One day I discovered that Max was “a little sneaky.” Sue, Max’s hospice aid, noticed that Max wasn’t taking the full dose of her prescribed medication. Max told Sue that her family wasn’t giving it to her. So I paid Max a visit that afternoon to investigate. I pointed out to Max that she had possession of her medications and that she could take them whenever she wanted. Being cornered she confessed, “Well, I really don’t like to take very much medication.” I responded, “Oh, I see. I fear I’ve underestimated your sneakiness.” She grinned and asked, “Do you really think I’m sneaky? I’m not sneaky!”
During another one of my visits Max confided, “My daughter and I aren’t talking to each other.” Her daughter from Louisiana had come to stay with her for awhile, but decided to cut her visit short after they’d gotten into a heated argument. Her daughter was staying with her brother until she could book a flight back home. I asked Max, “Seeing that it might be the last time you see each other, do you really want to part on those terms?” Max replied, “It’s not my fault and besides, what can I do about it now?” Considering that was a question that deserved an answer, we talked about it.

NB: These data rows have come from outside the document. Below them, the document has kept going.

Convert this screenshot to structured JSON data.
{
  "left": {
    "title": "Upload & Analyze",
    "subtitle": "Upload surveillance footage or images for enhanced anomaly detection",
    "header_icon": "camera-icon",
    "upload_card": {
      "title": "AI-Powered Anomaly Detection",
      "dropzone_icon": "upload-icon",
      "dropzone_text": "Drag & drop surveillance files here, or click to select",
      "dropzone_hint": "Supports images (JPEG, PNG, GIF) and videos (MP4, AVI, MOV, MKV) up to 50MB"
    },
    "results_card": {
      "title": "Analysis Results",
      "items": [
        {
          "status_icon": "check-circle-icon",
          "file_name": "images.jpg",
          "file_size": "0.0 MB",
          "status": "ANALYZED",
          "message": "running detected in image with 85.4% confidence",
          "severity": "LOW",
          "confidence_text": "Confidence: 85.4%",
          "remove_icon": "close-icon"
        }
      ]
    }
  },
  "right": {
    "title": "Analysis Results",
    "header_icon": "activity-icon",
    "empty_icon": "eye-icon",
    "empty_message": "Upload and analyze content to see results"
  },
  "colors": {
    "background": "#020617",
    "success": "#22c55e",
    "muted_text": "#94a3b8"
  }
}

I told Max that their situation reminded me of the lyrics of the country music video by Travis Tritt, titled, “Foolish Pride.” I paraphrased the lyrics for Max but I’m quoting them for you- “She thinks that if she calls him it just shows weakness. So the hurt goes on with every tear she cries. Isn’t it sad to see a good love fall to pieces; chalk another heartbreak up to foolish pride, and while the bridges burn another hard hard lesson’s learned, chalk up another love lost due to foolish pride.”
Max and I talked about how in relationships there’s no such thing as a winner and a loser, either you both win or you both lose. We talked about how we can win an argument but lose a relationship. We talked about how all offenses don’t have to be settled, that they can simply be forgiven. We talked about how “love covers a multitude of sins” (I Peter 4:8). We talked about how sometimes all it takes is for someone to make the first move. When I left that day I challenged Max to make the first move.
The next day, to my surprise, I received a call from Max’s daughter telling me that she and Max had made amends and how thankful and relieved she was to be returning to Louisiana with their relationship restored. And it just so happened that they’d both made the first move. While Max was leaving a voice mail message on her son’s telephone, asking her daughter to come over, her daughter was already on the way.
Is “foolish pride” standing between you and someone you care about? If so, I encourage you to swallow your foolish pride and make the first move.
“Therefore if you bring your gift to the altar, and there remember that your brother has something against you, leave your gift there before the altar and go your way. First be reconciled to your brother.” (Matthew 5:23 – 24)
Loren Hardin is a social worker with Southern Ohio Medical Center – Hospice and can be reached at firstname.lastname@example.org or 740-356-2525.